In response to the growing threat of climate change, the insurance industry has made significant investments in modelling and quantifying physical climate risks. However, the emerging risk of climate litigation has proven particularly difficult to model. In 2015 Mark Carney, then-Governor of the Bank of England and Chairman of the Financial Stability Board, warned that climate litigation poses “long-tail risks” for insurers that may be “significant, uncertain and non-linear.” Since that warning, the number of climate-related cases has more than doubled, and the scope and financial significance of climate litigation has become increasingly clear. However, insurers and regulators still struggle to identify and quantify exposure to climate litigation risk.
"Modelling Climate Litigation Risk for (Re)Insurers" assembles a toolkit to help academics, attorneys, insurance practitioners, and industry regulators model (re)insurer climate litigation risk. Section 2 of this report discusses the categories of climate litigation, and creates a definition of “climate litigation risk” tailored towards (re)insurer risk evaluation. Using this definition, Section 3 next systematically categorizes the risks, commercial opportunities, and operational flexibility that climate litigation presents to (re)insurers. Section 4 then discusses qualitative and quantitative techniques used to model these climate litigation risks, and outlines a simple climate litigation risk model for (re)insurers. Finally, annexes to this report (1) review regulations that require companies to assess and disclose their exposure to climate litigation; (2) outline key academic, industry, and government resources that discuss climate litigation risks and opportunities for insurers; and (3) highlight global climate litigation of particular significance to (re)insurers.
Environmental Law | Insurance | Insurance Law | Law
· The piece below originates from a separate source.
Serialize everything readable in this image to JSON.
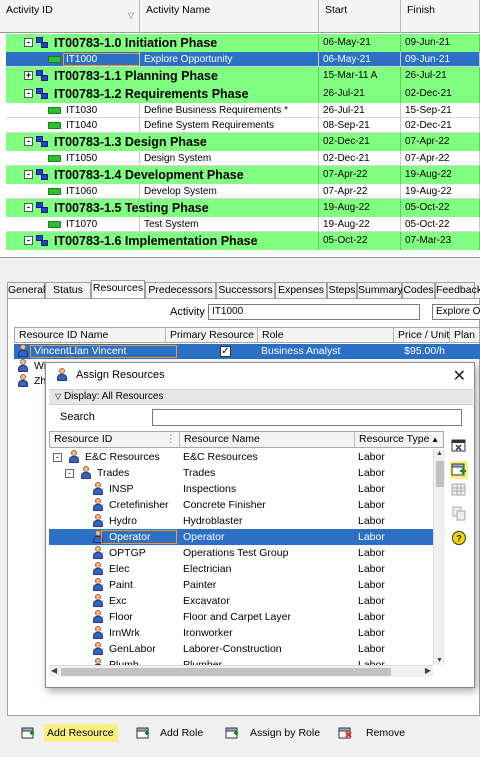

Martin Lockman, Modelling Climate Litigation Risk for (Re)Insurers, Sabin Center for Climate Change Law (July 18, 2023)
Available at: https://scholarship.law.columbia.edu/sabin_climate_change/201